## [Task requirements]
In the records below, find each line that holds "After" and return it.

Stored data:
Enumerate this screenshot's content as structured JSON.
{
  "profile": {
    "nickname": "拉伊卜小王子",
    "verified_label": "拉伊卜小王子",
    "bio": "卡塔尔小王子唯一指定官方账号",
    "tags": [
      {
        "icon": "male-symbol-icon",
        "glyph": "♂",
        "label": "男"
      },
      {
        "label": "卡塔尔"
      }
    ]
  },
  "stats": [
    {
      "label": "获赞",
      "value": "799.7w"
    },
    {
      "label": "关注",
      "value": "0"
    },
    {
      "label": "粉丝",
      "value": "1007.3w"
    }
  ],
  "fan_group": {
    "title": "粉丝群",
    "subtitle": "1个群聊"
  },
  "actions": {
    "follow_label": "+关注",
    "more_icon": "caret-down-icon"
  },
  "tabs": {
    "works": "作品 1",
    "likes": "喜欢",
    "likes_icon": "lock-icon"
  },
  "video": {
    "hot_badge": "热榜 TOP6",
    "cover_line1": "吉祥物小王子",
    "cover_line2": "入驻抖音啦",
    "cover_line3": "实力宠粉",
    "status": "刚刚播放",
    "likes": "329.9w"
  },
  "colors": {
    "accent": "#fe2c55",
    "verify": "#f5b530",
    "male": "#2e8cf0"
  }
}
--
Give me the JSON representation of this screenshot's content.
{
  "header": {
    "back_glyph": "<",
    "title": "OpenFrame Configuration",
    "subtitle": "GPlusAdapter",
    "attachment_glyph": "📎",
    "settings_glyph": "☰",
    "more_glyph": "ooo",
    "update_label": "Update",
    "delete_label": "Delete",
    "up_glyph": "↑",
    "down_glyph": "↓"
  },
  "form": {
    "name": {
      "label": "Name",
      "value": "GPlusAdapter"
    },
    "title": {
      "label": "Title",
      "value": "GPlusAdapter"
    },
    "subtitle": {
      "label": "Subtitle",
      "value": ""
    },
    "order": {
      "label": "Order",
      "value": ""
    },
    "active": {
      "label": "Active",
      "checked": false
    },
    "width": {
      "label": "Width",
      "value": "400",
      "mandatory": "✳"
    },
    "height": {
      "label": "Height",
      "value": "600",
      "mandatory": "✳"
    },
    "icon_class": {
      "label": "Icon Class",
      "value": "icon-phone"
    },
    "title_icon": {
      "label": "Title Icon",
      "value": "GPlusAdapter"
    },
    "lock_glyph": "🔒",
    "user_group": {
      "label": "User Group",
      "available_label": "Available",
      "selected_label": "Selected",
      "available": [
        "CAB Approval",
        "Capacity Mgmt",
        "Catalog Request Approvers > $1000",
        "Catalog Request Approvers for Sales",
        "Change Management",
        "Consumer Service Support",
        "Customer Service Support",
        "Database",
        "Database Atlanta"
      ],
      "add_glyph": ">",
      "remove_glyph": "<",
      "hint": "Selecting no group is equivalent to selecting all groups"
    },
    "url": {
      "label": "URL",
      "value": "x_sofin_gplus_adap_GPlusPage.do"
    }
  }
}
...
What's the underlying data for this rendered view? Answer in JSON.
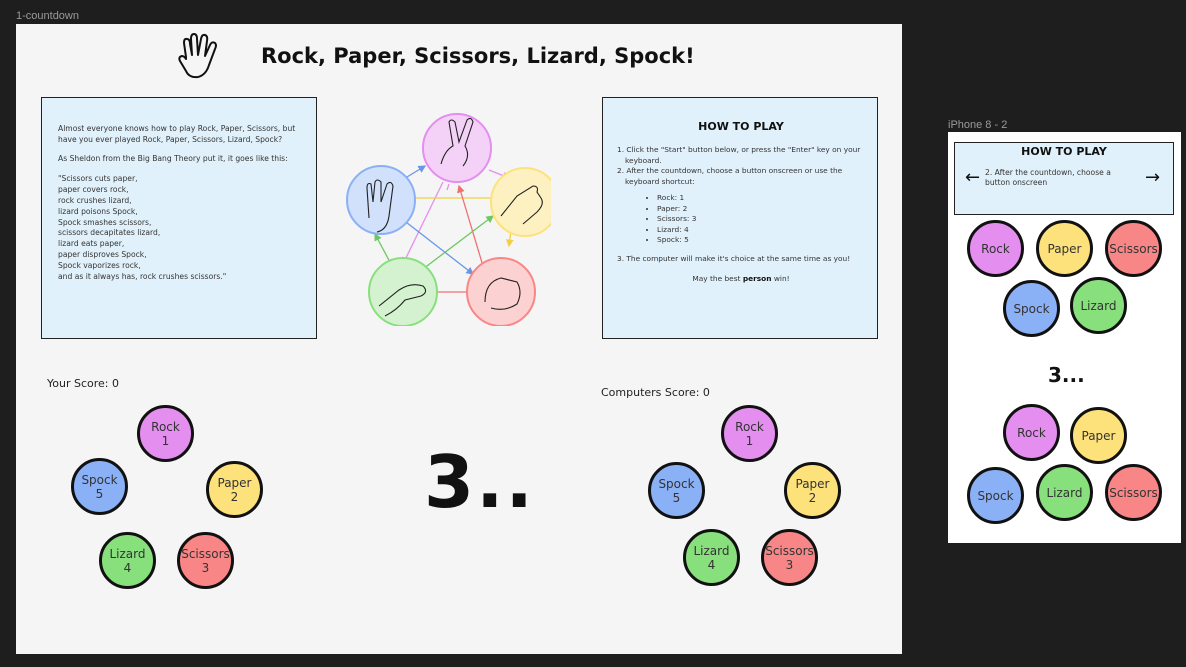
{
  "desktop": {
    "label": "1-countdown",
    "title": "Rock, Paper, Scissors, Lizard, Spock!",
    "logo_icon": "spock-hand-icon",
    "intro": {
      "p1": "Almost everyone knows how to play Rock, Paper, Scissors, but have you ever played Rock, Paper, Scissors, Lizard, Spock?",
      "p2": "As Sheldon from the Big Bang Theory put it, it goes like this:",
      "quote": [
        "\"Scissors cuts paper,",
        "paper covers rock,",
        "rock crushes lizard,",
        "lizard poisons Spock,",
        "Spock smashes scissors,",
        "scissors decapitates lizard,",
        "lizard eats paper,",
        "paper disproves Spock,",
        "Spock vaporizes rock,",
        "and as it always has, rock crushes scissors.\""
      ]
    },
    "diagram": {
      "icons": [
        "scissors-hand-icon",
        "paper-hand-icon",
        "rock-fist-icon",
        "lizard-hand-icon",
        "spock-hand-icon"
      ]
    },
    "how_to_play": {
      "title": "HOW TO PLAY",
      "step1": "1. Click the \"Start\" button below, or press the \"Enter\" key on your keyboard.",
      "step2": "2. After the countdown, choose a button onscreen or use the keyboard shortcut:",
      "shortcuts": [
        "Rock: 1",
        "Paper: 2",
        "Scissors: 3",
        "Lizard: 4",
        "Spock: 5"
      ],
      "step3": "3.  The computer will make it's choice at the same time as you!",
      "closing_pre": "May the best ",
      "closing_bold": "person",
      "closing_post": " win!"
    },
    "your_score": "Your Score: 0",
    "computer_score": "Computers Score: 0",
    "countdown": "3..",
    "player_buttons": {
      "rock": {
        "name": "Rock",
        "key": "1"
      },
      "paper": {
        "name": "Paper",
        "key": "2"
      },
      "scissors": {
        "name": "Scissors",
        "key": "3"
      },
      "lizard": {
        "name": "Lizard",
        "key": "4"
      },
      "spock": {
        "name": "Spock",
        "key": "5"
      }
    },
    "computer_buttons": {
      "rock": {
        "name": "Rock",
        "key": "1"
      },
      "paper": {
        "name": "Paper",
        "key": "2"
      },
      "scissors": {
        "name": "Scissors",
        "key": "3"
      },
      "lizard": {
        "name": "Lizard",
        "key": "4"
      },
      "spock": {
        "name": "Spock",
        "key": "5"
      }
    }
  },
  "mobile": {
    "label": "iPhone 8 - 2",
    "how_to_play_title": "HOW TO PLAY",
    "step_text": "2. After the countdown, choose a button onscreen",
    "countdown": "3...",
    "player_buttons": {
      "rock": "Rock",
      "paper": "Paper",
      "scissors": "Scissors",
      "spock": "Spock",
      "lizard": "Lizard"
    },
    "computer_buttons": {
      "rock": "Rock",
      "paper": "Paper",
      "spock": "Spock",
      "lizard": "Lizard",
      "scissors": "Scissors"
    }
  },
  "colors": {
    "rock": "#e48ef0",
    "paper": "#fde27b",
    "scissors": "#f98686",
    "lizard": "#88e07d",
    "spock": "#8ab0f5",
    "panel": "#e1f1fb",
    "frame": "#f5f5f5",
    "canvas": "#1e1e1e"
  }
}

## [Finished exercise]
      "step2": "2. After the countdown, choose a button onscreen or use the keyboard shortcut:",
    "step_text": "2. After the countdown, choose a button onscreen",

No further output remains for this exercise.